* _TASK TO COMPLETE_
Repeat the records below word for word and omit each image.

* _Interface dataset entries_
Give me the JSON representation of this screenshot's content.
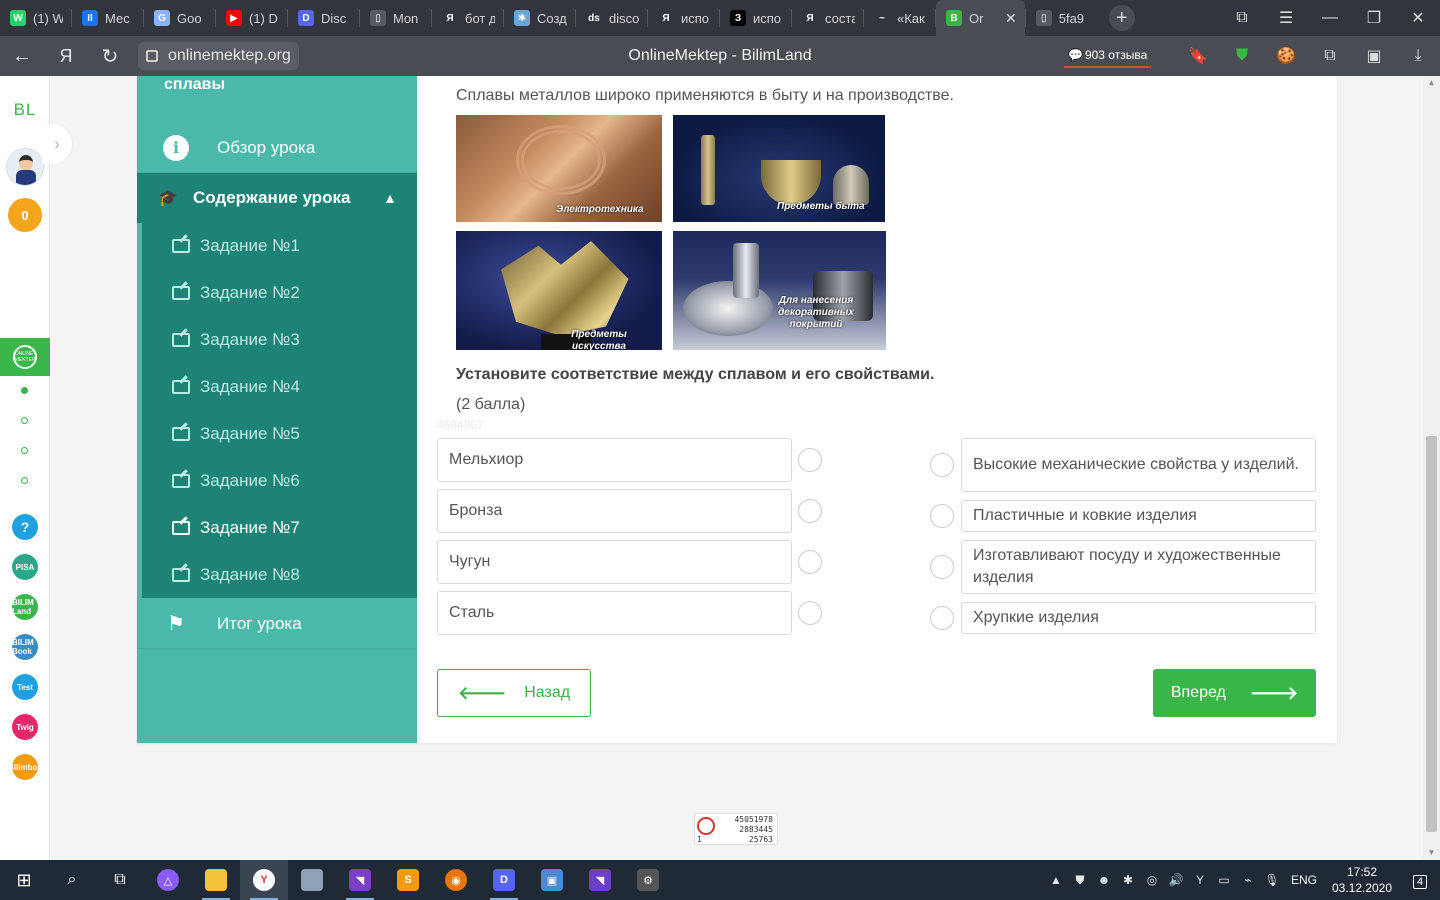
{
  "browser": {
    "tabs": [
      {
        "label": "(1) W",
        "icon": "whatsapp-icon",
        "color": "#25d366",
        "glyph": "W"
      },
      {
        "label": "Мес",
        "icon": "messenger-icon",
        "color": "#1a73e8",
        "glyph": "II"
      },
      {
        "label": "Goo",
        "icon": "google-icon",
        "color": "#8ab4f8",
        "glyph": "G"
      },
      {
        "label": "(1) D",
        "icon": "youtube-icon",
        "color": "#ff0000",
        "glyph": "▶"
      },
      {
        "label": "Disc",
        "icon": "discord-icon",
        "color": "#5865f2",
        "glyph": "D"
      },
      {
        "label": "Mon",
        "icon": "document-icon",
        "color": "#555a63",
        "glyph": "▯"
      },
      {
        "label": "бот д",
        "icon": "yandex-icon",
        "color": "#33353c",
        "glyph": "Я"
      },
      {
        "label": "Созд",
        "icon": "generic-site-icon",
        "color": "#6aa7d8",
        "glyph": "✱"
      },
      {
        "label": "disco",
        "icon": "generic-site-icon",
        "color": "#33353c",
        "glyph": "ds"
      },
      {
        "label": "испо",
        "icon": "yandex-icon",
        "color": "#33353c",
        "glyph": "Я"
      },
      {
        "label": "испо",
        "icon": "znanija-icon",
        "color": "#000000",
        "glyph": "З"
      },
      {
        "label": "соста",
        "icon": "yandex-icon",
        "color": "#33353c",
        "glyph": "Я"
      },
      {
        "label": "«Как",
        "icon": "generic-site-icon",
        "color": "#33353c",
        "glyph": "~"
      },
      {
        "label": "Or",
        "icon": "onlinemektep-icon",
        "color": "#3ab54a",
        "glyph": "B",
        "active": true
      },
      {
        "label": "5fa9",
        "icon": "document-icon",
        "color": "#555a63",
        "glyph": "▯"
      }
    ],
    "url": "onlinemektep.org",
    "page_title": "OnlineMektep - BilimLand",
    "reviews": "903 отзыва",
    "yandex_glyph": "Я"
  },
  "rail": {
    "logo": "BL",
    "coins": "0",
    "active_icon": "ONLINE MEKTEP",
    "help": "?",
    "apps": [
      {
        "name": "pisa-app-icon",
        "glyph": "PISA",
        "color": "#2aa889"
      },
      {
        "name": "bilimland-app-icon",
        "glyph": "BILIM Land",
        "color": "#3ab54a"
      },
      {
        "name": "bilimbook-app-icon",
        "glyph": "BILIM Book",
        "color": "#3a8cc4"
      },
      {
        "name": "bilim-test-app-icon",
        "glyph": "Test",
        "color": "#1da1e0"
      },
      {
        "name": "twig-app-icon",
        "glyph": "Twig",
        "color": "#e6276b"
      },
      {
        "name": "bilimbox-app-icon",
        "glyph": "Bilimbox",
        "color": "#f39c12"
      }
    ]
  },
  "lesson": {
    "title_tail": "сплавы",
    "overview": "Обзор урока",
    "content": "Содержание урока",
    "tasks": [
      "Задание №1",
      "Задание №2",
      "Задание №3",
      "Задание №4",
      "Задание №5",
      "Задание №6",
      "Задание №7",
      "Задание №8"
    ],
    "current_task_index": 6,
    "summary": "Итог урока"
  },
  "main": {
    "intro": "Сплавы металлов широко применяются в быту и на производстве.",
    "photos": [
      {
        "caption": "Электротехника"
      },
      {
        "caption": "Предметы быта"
      },
      {
        "caption": "Предметы искусства"
      },
      {
        "caption": "Для нанесения декоративных покрытий"
      }
    ],
    "question": "Установите соответствие между сплавом и его свойствами.",
    "score": "(2 балла)",
    "ghost_id": "4694367",
    "left_items": [
      "Мельхиор",
      "Бронза",
      "Чугун",
      "Сталь"
    ],
    "right_items": [
      "Высокие механические свойства у изделий.",
      "Пластичные и ковкие изделия",
      "Изготавливают посуду и художественные изделия",
      "Хрупкие изделия"
    ],
    "back_label": "Назад",
    "next_label": "Вперед"
  },
  "counter": {
    "line1": "45051978",
    "line2": "2883445",
    "line3": "1",
    "line4": "25763"
  },
  "taskbar": {
    "lang": "ENG",
    "time": "17:52",
    "date": "03.12.2020",
    "notifications": "4"
  },
  "colors": {
    "accent_green": "#3ab54a",
    "nav_teal": "#4ab9ab",
    "nav_dark": "#1e8377"
  }
}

* _TASK RESPONSE_
Give me the JSON representation of this screenshot's content.
{
  "browser": {
    "tabs": [
      {
        "label": "(1) W",
        "icon": "whatsapp-icon",
        "color": "#25d366",
        "glyph": "W"
      },
      {
        "label": "Мес",
        "icon": "messenger-icon",
        "color": "#1a73e8",
        "glyph": "II"
      },
      {
        "label": "Goo",
        "icon": "google-icon",
        "color": "#8ab4f8",
        "glyph": "G"
      },
      {
        "label": "(1) D",
        "icon": "youtube-icon",
        "color": "#ff0000",
        "glyph": "▶"
      },
      {
        "label": "Disc",
        "icon": "discord-icon",
        "color": "#5865f2",
        "glyph": "D"
      },
      {
        "label": "Mon",
        "icon": "document-icon",
        "color": "#555a63",
        "glyph": "▯"
      },
      {
        "label": "бот д",
        "icon": "yandex-icon",
        "color": "#33353c",
        "glyph": "Я"
      },
      {
        "label": "Созд",
        "icon": "generic-site-icon",
        "color": "#6aa7d8",
        "glyph": "✱"
      },
      {
        "label": "disco",
        "icon": "generic-site-icon",
        "color": "#33353c",
        "glyph": "ds"
      },
      {
        "label": "испо",
        "icon": "yandex-icon",
        "color": "#33353c",
        "glyph": "Я"
      },
      {
        "label": "испо",
        "icon": "znanija-icon",
        "color": "#000000",
        "glyph": "З"
      },
      {
        "label": "соста",
        "icon": "yandex-icon",
        "color": "#33353c",
        "glyph": "Я"
      },
      {
        "label": "«Как",
        "icon": "generic-site-icon",
        "color": "#33353c",
        "glyph": "~"
      },
      {
        "label": "Or",
        "icon": "onlinemektep-icon",
        "color": "#3ab54a",
        "glyph": "B",
        "active": true
      },
      {
        "label": "5fa9",
        "icon": "document-icon",
        "color": "#555a63",
        "glyph": "▯"
      }
    ],
    "url": "onlinemektep.org",
    "page_title": "OnlineMektep - BilimLand",
    "reviews": "903 отзыва",
    "yandex_glyph": "Я"
  },
  "rail": {
    "logo": "BL",
    "coins": "0",
    "active_icon": "ONLINE MEKTEP",
    "help": "?",
    "apps": [
      {
        "name": "pisa-app-icon",
        "glyph": "PISA",
        "color": "#2aa889"
      },
      {
        "name": "bilimland-app-icon",
        "glyph": "BILIM Land",
        "color": "#3ab54a"
      },
      {
        "name": "bilimbook-app-icon",
        "glyph": "BILIM Book",
        "color": "#3a8cc4"
      },
      {
        "name": "bilim-test-app-icon",
        "glyph": "Test",
        "color": "#1da1e0"
      },
      {
        "name": "twig-app-icon",
        "glyph": "Twig",
        "color": "#e6276b"
      },
      {
        "name": "bilimbox-app-icon",
        "glyph": "Bilimbox",
        "color": "#f39c12"
      }
    ]
  },
  "lesson": {
    "title_tail": "сплавы",
    "overview": "Обзор урока",
    "content": "Содержание урока",
    "tasks": [
      "Задание №1",
      "Задание №2",
      "Задание №3",
      "Задание №4",
      "Задание №5",
      "Задание №6",
      "Задание №7",
      "Задание №8"
    ],
    "current_task_index": 6,
    "summary": "Итог урока"
  },
  "main": {
    "intro": "Сплавы металлов широко применяются в быту и на производстве.",
    "photos": [
      {
        "caption": "Электротехника"
      },
      {
        "caption": "Предметы быта"
      },
      {
        "caption": "Предметы искусства"
      },
      {
        "caption": "Для нанесения декоративных покрытий"
      }
    ],
    "question": "Установите соответствие между сплавом и его свойствами.",
    "score": "(2 балла)",
    "ghost_id": "4694367",
    "left_items": [
      "Мельхиор",
      "Бронза",
      "Чугун",
      "Сталь"
    ],
    "right_items": [
      "Высокие механические свойства у изделий.",
      "Пластичные и ковкие изделия",
      "Изготавливают посуду и художественные изделия",
      "Хрупкие изделия"
    ],
    "back_label": "Назад",
    "next_label": "Вперед"
  },
  "counter": {
    "line1": "45051978",
    "line2": "2883445",
    "line3": "1",
    "line4": "25763"
  },
  "taskbar": {
    "lang": "ENG",
    "time": "17:52",
    "date": "03.12.2020",
    "notifications": "4"
  },
  "colors": {
    "accent_green": "#3ab54a",
    "nav_teal": "#4ab9ab",
    "nav_dark": "#1e8377"
  }
}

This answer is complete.